• WHAT IS BEING ASKED:
Search the records for the string "JSON", and show each line where it appears.
BEGIN RECORDS TO PROCESS
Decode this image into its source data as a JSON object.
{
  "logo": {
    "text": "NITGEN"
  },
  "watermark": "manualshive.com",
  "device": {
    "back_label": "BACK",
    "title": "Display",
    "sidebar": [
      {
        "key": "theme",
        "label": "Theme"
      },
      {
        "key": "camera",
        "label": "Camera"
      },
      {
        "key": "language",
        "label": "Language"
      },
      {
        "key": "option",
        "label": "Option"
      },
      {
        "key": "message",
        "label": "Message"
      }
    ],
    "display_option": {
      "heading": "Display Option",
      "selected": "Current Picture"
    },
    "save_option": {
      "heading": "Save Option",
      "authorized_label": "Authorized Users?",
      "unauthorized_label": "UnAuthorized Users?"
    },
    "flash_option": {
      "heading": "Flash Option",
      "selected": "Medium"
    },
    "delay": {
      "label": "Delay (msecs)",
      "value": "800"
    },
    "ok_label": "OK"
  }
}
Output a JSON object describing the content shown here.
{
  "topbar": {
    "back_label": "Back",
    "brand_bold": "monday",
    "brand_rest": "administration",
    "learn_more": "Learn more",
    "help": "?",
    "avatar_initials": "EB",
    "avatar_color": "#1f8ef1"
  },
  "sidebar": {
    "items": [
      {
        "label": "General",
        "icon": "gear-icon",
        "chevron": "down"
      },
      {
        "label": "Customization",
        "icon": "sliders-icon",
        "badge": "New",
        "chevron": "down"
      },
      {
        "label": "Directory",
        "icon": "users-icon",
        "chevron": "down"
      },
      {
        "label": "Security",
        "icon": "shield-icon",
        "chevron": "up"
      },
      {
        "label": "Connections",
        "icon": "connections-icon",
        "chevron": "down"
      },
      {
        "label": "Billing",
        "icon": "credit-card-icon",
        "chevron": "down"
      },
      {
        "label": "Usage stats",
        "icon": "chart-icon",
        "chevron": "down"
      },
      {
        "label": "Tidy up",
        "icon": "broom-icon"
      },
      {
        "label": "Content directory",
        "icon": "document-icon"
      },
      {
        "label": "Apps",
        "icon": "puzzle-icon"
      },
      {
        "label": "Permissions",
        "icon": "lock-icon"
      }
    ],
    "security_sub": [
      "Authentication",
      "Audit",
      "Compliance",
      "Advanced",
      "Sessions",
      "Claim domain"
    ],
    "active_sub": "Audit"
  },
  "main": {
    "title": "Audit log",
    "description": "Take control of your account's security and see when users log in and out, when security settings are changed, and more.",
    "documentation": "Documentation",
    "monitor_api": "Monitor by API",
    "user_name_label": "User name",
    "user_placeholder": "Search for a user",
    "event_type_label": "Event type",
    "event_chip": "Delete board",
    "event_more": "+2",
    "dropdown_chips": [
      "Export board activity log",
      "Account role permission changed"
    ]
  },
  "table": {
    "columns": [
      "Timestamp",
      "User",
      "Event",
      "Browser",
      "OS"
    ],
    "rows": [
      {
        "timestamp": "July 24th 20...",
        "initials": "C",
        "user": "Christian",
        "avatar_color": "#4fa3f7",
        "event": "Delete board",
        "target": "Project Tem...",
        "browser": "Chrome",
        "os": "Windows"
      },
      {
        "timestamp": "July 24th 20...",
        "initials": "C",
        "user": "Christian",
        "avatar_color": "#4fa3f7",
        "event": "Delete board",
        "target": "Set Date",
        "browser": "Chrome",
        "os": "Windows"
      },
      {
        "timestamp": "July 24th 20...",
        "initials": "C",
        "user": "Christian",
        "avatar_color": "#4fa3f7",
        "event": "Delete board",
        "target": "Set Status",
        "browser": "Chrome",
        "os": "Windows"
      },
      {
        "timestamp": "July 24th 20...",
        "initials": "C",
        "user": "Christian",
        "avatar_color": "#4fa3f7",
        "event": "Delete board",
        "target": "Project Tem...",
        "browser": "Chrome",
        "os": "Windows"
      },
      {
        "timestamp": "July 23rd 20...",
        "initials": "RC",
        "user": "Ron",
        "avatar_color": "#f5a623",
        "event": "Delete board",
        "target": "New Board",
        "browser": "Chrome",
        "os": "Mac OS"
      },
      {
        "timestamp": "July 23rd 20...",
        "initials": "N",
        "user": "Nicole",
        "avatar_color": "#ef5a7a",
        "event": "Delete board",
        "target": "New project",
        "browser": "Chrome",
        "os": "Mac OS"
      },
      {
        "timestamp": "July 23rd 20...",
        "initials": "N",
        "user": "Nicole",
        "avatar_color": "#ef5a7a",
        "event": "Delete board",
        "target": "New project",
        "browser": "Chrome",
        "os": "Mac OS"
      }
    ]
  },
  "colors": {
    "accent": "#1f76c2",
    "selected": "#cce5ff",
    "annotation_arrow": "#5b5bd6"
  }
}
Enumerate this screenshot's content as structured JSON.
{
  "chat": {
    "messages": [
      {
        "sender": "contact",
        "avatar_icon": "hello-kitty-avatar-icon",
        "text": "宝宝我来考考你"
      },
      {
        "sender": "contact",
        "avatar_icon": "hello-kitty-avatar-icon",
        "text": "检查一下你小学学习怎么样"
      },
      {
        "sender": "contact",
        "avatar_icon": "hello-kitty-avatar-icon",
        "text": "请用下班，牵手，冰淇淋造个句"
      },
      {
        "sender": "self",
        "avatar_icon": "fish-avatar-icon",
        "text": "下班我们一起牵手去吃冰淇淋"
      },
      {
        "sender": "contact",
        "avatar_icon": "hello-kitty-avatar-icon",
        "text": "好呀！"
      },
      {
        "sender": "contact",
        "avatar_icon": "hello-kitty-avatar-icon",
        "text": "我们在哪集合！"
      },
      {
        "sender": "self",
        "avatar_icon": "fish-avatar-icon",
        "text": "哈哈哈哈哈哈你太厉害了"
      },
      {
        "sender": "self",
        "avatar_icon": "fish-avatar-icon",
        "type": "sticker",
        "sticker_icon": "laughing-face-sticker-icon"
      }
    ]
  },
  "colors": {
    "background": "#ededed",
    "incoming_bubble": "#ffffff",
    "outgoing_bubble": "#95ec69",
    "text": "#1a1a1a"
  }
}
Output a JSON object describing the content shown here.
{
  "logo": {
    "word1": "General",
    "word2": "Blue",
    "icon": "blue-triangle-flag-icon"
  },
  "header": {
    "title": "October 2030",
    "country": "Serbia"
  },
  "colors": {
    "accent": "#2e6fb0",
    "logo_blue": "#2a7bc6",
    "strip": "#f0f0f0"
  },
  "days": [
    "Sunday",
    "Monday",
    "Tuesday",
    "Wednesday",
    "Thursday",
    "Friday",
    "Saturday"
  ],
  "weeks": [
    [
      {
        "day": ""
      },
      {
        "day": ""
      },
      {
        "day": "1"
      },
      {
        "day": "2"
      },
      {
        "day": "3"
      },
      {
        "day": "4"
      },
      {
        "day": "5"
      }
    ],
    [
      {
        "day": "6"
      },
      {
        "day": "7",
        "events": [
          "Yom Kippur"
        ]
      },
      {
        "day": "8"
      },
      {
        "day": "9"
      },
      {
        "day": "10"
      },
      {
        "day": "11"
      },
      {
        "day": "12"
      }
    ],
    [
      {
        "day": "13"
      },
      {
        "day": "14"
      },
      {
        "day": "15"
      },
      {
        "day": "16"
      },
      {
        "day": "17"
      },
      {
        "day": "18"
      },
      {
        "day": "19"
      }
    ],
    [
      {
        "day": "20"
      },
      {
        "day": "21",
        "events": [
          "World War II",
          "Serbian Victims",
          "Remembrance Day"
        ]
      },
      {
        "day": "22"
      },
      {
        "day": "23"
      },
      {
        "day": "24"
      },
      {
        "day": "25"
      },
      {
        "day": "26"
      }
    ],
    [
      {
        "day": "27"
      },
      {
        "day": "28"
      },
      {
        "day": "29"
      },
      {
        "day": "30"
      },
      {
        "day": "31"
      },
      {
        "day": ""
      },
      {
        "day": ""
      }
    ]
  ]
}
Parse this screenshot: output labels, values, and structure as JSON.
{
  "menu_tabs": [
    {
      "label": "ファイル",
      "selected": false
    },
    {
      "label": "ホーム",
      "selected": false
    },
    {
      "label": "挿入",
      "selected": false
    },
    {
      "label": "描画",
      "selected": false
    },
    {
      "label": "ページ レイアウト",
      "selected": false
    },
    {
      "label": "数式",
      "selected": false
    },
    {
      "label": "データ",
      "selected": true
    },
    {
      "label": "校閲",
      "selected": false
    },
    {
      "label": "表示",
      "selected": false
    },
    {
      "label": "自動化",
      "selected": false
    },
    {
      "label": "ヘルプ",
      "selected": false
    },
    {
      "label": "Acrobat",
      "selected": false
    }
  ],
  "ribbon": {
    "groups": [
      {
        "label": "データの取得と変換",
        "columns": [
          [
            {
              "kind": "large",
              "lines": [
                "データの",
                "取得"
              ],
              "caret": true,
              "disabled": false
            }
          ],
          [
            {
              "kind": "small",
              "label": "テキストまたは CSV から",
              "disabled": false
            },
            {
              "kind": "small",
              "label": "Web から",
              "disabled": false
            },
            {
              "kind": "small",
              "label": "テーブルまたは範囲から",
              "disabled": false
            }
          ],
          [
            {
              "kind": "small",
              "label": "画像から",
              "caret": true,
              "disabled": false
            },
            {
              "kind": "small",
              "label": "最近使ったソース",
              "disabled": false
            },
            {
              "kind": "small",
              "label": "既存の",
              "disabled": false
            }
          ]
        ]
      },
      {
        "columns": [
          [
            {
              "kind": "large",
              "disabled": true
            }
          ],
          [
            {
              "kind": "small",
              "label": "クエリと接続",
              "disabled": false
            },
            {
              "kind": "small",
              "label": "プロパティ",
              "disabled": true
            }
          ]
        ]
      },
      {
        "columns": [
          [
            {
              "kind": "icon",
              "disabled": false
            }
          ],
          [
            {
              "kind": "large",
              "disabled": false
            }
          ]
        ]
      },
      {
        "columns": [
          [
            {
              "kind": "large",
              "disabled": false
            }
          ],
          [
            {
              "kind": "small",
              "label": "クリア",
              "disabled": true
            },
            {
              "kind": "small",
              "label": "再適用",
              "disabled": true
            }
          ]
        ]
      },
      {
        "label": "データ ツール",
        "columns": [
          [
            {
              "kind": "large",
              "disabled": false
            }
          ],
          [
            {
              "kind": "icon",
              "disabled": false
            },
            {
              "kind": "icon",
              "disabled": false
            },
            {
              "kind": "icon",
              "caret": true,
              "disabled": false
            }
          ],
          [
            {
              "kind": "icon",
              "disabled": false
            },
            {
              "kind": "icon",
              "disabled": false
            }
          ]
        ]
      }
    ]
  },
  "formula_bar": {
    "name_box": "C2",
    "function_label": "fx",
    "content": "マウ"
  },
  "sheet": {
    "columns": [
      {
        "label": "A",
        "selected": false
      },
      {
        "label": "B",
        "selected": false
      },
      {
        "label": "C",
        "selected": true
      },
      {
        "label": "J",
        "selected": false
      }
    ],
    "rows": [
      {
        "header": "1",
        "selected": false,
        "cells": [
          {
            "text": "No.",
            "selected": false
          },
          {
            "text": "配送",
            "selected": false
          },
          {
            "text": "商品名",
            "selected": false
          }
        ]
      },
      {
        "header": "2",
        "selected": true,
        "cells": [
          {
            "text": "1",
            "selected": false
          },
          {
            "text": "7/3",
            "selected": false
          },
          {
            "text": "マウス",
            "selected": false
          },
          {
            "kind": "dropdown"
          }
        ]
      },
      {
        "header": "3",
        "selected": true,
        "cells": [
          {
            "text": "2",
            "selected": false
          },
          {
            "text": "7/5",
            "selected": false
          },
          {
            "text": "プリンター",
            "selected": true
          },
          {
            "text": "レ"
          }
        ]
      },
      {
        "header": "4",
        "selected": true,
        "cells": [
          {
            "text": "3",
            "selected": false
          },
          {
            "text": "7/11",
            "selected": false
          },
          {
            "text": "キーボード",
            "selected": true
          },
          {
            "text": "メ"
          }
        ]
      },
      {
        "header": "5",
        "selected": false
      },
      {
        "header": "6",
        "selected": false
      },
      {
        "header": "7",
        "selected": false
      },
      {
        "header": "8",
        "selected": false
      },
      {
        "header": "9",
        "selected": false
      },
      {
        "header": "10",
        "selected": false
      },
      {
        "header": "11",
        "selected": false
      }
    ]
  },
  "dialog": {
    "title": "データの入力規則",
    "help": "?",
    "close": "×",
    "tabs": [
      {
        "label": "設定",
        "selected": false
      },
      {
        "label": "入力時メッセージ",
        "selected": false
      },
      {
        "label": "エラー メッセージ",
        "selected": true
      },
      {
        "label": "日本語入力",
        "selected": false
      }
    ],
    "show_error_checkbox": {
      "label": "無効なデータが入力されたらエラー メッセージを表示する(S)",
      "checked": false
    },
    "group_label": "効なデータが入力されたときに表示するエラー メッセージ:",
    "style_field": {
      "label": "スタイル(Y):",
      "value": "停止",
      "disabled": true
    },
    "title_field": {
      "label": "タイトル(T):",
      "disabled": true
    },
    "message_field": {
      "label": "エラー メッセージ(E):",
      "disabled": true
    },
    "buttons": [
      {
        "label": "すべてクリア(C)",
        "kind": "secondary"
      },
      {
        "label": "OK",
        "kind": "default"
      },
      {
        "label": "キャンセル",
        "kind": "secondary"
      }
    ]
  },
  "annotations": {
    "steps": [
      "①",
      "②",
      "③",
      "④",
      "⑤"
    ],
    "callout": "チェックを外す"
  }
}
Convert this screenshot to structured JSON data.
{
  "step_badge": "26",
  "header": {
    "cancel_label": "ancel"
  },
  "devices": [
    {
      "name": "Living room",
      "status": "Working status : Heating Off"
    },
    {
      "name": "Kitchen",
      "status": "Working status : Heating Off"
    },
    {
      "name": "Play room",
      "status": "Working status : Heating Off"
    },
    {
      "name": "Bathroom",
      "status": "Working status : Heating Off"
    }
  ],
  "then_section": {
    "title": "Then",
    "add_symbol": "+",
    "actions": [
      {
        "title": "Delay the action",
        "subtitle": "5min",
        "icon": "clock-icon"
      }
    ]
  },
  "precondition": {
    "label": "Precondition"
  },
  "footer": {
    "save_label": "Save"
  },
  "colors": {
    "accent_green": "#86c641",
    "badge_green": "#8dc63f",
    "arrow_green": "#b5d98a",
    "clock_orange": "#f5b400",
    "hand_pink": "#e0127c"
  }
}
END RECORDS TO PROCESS
• RESPONSE FOR THIS EXERCISE:
Decode this image into its source data as a JSON object.
Output a JSON object describing the content shown here.
Enumerate this screenshot's content as structured JSON.
Output a JSON object describing the content shown here.
Parse this screenshot: output labels, values, and structure as JSON.
Convert this screenshot to structured JSON data.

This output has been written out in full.